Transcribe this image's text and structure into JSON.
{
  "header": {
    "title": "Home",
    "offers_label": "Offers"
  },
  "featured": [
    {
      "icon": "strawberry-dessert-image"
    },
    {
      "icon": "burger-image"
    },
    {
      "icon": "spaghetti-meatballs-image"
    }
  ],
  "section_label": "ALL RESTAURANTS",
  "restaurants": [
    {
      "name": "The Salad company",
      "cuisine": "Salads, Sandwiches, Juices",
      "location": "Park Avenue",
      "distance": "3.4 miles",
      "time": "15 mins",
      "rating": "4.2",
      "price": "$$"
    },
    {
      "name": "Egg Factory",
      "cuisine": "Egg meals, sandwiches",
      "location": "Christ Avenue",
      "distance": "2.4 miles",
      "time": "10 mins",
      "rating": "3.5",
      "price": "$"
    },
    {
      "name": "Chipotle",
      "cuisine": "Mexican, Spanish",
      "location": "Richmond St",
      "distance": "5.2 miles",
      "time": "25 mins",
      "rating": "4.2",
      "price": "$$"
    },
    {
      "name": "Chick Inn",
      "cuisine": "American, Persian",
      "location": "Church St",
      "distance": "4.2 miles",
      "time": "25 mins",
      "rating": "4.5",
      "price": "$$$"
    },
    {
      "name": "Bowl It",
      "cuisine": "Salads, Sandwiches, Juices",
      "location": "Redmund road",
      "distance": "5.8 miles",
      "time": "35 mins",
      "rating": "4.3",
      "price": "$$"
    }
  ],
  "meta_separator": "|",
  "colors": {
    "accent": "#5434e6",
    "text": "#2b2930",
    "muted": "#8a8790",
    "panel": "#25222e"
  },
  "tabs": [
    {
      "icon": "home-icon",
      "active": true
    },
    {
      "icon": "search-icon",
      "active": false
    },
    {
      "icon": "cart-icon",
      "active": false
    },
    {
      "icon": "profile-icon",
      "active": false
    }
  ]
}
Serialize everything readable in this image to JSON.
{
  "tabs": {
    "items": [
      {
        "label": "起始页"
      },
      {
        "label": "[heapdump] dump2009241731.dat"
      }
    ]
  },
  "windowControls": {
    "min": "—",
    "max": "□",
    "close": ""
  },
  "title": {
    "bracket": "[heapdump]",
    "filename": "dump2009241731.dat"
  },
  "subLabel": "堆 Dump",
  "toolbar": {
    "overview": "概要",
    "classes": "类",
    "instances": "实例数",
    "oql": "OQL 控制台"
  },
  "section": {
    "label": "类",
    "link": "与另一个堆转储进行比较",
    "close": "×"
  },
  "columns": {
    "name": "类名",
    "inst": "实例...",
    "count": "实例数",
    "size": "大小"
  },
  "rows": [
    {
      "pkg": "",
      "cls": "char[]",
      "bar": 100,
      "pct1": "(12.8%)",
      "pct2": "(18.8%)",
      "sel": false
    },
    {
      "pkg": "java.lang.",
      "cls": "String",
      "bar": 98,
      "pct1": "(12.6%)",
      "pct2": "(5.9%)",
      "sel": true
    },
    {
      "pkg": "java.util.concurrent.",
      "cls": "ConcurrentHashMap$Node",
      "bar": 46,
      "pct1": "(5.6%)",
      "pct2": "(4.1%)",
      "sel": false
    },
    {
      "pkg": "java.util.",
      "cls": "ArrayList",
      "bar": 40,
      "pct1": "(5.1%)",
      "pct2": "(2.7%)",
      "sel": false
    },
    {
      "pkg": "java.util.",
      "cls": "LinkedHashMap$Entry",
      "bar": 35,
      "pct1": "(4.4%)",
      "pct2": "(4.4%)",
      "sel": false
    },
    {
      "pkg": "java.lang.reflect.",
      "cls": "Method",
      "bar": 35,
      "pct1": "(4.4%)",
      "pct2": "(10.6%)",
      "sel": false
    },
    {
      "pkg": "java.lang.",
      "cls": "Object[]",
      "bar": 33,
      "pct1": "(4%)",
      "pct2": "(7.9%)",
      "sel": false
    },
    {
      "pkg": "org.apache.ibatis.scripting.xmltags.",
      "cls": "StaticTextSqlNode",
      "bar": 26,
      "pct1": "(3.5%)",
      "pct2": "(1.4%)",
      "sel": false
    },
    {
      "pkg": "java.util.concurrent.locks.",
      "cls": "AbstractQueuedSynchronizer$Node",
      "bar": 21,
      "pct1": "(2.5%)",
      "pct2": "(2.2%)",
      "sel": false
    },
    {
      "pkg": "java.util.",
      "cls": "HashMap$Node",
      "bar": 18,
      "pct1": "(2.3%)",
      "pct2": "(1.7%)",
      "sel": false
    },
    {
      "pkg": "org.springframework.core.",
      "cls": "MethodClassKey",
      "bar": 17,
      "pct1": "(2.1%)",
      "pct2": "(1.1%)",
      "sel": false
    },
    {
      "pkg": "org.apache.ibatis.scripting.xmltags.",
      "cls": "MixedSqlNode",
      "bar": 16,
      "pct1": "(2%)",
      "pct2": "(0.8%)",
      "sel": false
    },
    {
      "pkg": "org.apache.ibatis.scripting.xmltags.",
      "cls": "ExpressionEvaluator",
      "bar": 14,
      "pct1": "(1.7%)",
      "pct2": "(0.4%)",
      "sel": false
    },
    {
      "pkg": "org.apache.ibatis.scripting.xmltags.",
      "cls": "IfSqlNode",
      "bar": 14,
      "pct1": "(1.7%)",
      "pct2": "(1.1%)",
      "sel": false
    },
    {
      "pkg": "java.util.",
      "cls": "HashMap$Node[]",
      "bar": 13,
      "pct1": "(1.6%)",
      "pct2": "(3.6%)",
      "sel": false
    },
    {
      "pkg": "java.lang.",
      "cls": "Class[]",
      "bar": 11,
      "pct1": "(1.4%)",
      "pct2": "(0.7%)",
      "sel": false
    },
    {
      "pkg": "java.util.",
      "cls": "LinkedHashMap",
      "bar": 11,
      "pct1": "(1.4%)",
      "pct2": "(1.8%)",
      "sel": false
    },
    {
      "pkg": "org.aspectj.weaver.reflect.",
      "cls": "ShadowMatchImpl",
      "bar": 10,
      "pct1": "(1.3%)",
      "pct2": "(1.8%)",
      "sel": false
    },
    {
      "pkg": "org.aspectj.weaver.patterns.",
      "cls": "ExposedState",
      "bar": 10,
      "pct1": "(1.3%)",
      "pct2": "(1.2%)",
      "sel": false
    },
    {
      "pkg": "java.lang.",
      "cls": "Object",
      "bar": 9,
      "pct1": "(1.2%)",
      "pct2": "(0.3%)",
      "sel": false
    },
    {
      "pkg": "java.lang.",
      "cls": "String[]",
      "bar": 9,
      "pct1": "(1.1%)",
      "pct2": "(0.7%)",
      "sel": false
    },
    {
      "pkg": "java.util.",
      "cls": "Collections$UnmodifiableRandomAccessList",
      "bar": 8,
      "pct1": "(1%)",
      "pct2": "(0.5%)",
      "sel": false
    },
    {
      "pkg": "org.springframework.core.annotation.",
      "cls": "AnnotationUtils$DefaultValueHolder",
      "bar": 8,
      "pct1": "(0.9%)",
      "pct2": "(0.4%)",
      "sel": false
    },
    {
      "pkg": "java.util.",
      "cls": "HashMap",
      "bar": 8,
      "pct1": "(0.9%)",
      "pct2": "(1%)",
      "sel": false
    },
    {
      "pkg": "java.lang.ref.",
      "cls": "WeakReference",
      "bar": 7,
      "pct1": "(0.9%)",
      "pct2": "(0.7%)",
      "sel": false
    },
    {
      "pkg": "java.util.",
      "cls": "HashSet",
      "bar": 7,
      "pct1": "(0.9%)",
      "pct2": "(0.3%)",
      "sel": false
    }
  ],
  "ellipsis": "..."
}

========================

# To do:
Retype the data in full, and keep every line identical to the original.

# Solution below:
Transcribe this image's text and structure into JSON.
{
  "header": {
    "title": "Home",
    "offers_label": "Offers"
  },
  "featured": [
    {
      "icon": "strawberry-dessert-image"
    },
    {
      "icon": "burger-image"
    },
    {
      "icon": "spaghetti-meatballs-image"
    }
  ],
  "section_label": "ALL RESTAURANTS",
  "restaurants": [
    {
      "name": "The Salad company",
      "cuisine": "Salads, Sandwiches, Juices",
      "location": "Park Avenue",
      "distance": "3.4 miles",
      "time": "15 mins",
      "rating": "4.2",
      "price": "$$"
    },
    {
      "name": "Egg Factory",
      "cuisine": "Egg meals, sandwiches",
      "location": "Christ Avenue",
      "distance": "2.4 miles",
      "time": "10 mins",
      "rating": "3.5",
      "price": "$"
    },
    {
      "name": "Chipotle",
      "cuisine": "Mexican, Spanish",
      "location": "Richmond St",
      "distance": "5.2 miles",
      "time": "25 mins",
      "rating": "4.2",
      "price": "$$"
    },
    {
      "name": "Chick Inn",
      "cuisine": "American, Persian",
      "location": "Church St",
      "distance": "4.2 miles",
      "time": "25 mins",
      "rating": "4.5",
      "price": "$$$"
    },
    {
      "name": "Bowl It",
      "cuisine": "Salads, Sandwiches, Juices",
      "location": "Redmund road",
      "distance": "5.8 miles",
      "time": "35 mins",
      "rating": "4.3",
      "price": "$$"
    }
  ],
  "meta_separator": "|",
  "colors": {
    "accent": "#5434e6",
    "text": "#2b2930",
    "muted": "#8a8790",
    "panel": "#25222e"
  },
  "tabs": [
    {
      "icon": "home-icon",
      "active": true
    },
    {
      "icon": "search-icon",
      "active": false
    },
    {
      "icon": "cart-icon",
      "active": false
    },
    {
      "icon": "profile-icon",
      "active": false
    }
  ]
}
Serialize everything readable in this image to JSON.
{
  "tabs": {
    "items": [
      {
        "label": "起始页"
      },
      {
        "label": "[heapdump] dump2009241731.dat"
      }
    ]
  },
  "windowControls": {
    "min": "—",
    "max": "□",
    "close": ""
  },
  "title": {
    "bracket": "[heapdump]",
    "filename": "dump2009241731.dat"
  },
  "subLabel": "堆 Dump",
  "toolbar": {
    "overview": "概要",
    "classes": "类",
    "instances": "实例数",
    "oql": "OQL 控制台"
  },
  "section": {
    "label": "类",
    "link": "与另一个堆转储进行比较",
    "close": "×"
  },
  "columns": {
    "name": "类名",
    "inst": "实例...",
    "count": "实例数",
    "size": "大小"
  },
  "rows": [
    {
      "pkg": "",
      "cls": "char[]",
      "bar": 100,
      "pct1": "(12.8%)",
      "pct2": "(18.8%)",
      "sel": false
    },
    {
      "pkg": "java.lang.",
      "cls": "String",
      "bar": 98,
      "pct1": "(12.6%)",
      "pct2": "(5.9%)",
      "sel": true
    },
    {
      "pkg": "java.util.concurrent.",
      "cls": "ConcurrentHashMap$Node",
      "bar": 46,
      "pct1": "(5.6%)",
      "pct2": "(4.1%)",
      "sel": false
    },
    {
      "pkg": "java.util.",
      "cls": "ArrayList",
      "bar": 40,
      "pct1": "(5.1%)",
      "pct2": "(2.7%)",
      "sel": false
    },
    {
      "pkg": "java.util.",
      "cls": "LinkedHashMap$Entry",
      "bar": 35,
      "pct1": "(4.4%)",
      "pct2": "(4.4%)",
      "sel": false
    },
    {
      "pkg": "java.lang.reflect.",
      "cls": "Method",
      "bar": 35,
      "pct1": "(4.4%)",
      "pct2": "(10.6%)",
      "sel": false
    },
    {
      "pkg": "java.lang.",
      "cls": "Object[]",
      "bar": 33,
      "pct1": "(4%)",
      "pct2": "(7.9%)",
      "sel": false
    },
    {
      "pkg": "org.apache.ibatis.scripting.xmltags.",
      "cls": "StaticTextSqlNode",
      "bar": 26,
      "pct1": "(3.5%)",
      "pct2": "(1.4%)",
      "sel": false
    },
    {
      "pkg": "java.util.concurrent.locks.",
      "cls": "AbstractQueuedSynchronizer$Node",
      "bar": 21,
      "pct1": "(2.5%)",
      "pct2": "(2.2%)",
      "sel": false
    },
    {
      "pkg": "java.util.",
      "cls": "HashMap$Node",
      "bar": 18,
      "pct1": "(2.3%)",
      "pct2": "(1.7%)",
      "sel": false
    },
    {
      "pkg": "org.springframework.core.",
      "cls": "MethodClassKey",
      "bar": 17,
      "pct1": "(2.1%)",
      "pct2": "(1.1%)",
      "sel": false
    },
    {
      "pkg": "org.apache.ibatis.scripting.xmltags.",
      "cls": "MixedSqlNode",
      "bar": 16,
      "pct1": "(2%)",
      "pct2": "(0.8%)",
      "sel": false
    },
    {
      "pkg": "org.apache.ibatis.scripting.xmltags.",
      "cls": "ExpressionEvaluator",
      "bar": 14,
      "pct1": "(1.7%)",
      "pct2": "(0.4%)",
      "sel": false
    },
    {
      "pkg": "org.apache.ibatis.scripting.xmltags.",
      "cls": "IfSqlNode",
      "bar": 14,
      "pct1": "(1.7%)",
      "pct2": "(1.1%)",
      "sel": false
    },
    {
      "pkg": "java.util.",
      "cls": "HashMap$Node[]",
      "bar": 13,
      "pct1": "(1.6%)",
      "pct2": "(3.6%)",
      "sel": false
    },
    {
      "pkg": "java.lang.",
      "cls": "Class[]",
      "bar": 11,
      "pct1": "(1.4%)",
      "pct2": "(0.7%)",
      "sel": false
    },
    {
      "pkg": "java.util.",
      "cls": "LinkedHashMap",
      "bar": 11,
      "pct1": "(1.4%)",
      "pct2": "(1.8%)",
      "sel": false
    },
    {
      "pkg": "org.aspectj.weaver.reflect.",
      "cls": "ShadowMatchImpl",
      "bar": 10,
      "pct1": "(1.3%)",
      "pct2": "(1.8%)",
      "sel": false
    },
    {
      "pkg": "org.aspectj.weaver.patterns.",
      "cls": "ExposedState",
      "bar": 10,
      "pct1": "(1.3%)",
      "pct2": "(1.2%)",
      "sel": false
    },
    {
      "pkg": "java.lang.",
      "cls": "Object",
      "bar": 9,
      "pct1": "(1.2%)",
      "pct2": "(0.3%)",
      "sel": false
    },
    {
      "pkg": "java.lang.",
      "cls": "String[]",
      "bar": 9,
      "pct1": "(1.1%)",
      "pct2": "(0.7%)",
      "sel": false
    },
    {
      "pkg": "java.util.",
      "cls": "Collections$UnmodifiableRandomAccessList",
      "bar": 8,
      "pct1": "(1%)",
      "pct2": "(0.5%)",
      "sel": false
    },
    {
      "pkg": "org.springframework.core.annotation.",
      "cls": "AnnotationUtils$DefaultValueHolder",
      "bar": 8,
      "pct1": "(0.9%)",
      "pct2": "(0.4%)",
      "sel": false
    },
    {
      "pkg": "java.util.",
      "cls": "HashMap",
      "bar": 8,
      "pct1": "(0.9%)",
      "pct2": "(1%)",
      "sel": false
    },
    {
      "pkg": "java.lang.ref.",
      "cls": "WeakReference",
      "bar": 7,
      "pct1": "(0.9%)",
      "pct2": "(0.7%)",
      "sel": false
    },
    {
      "pkg": "java.util.",
      "cls": "HashSet",
      "bar": 7,
      "pct1": "(0.9%)",
      "pct2": "(0.3%)",
      "sel": false
    }
  ],
  "ellipsis": "..."
}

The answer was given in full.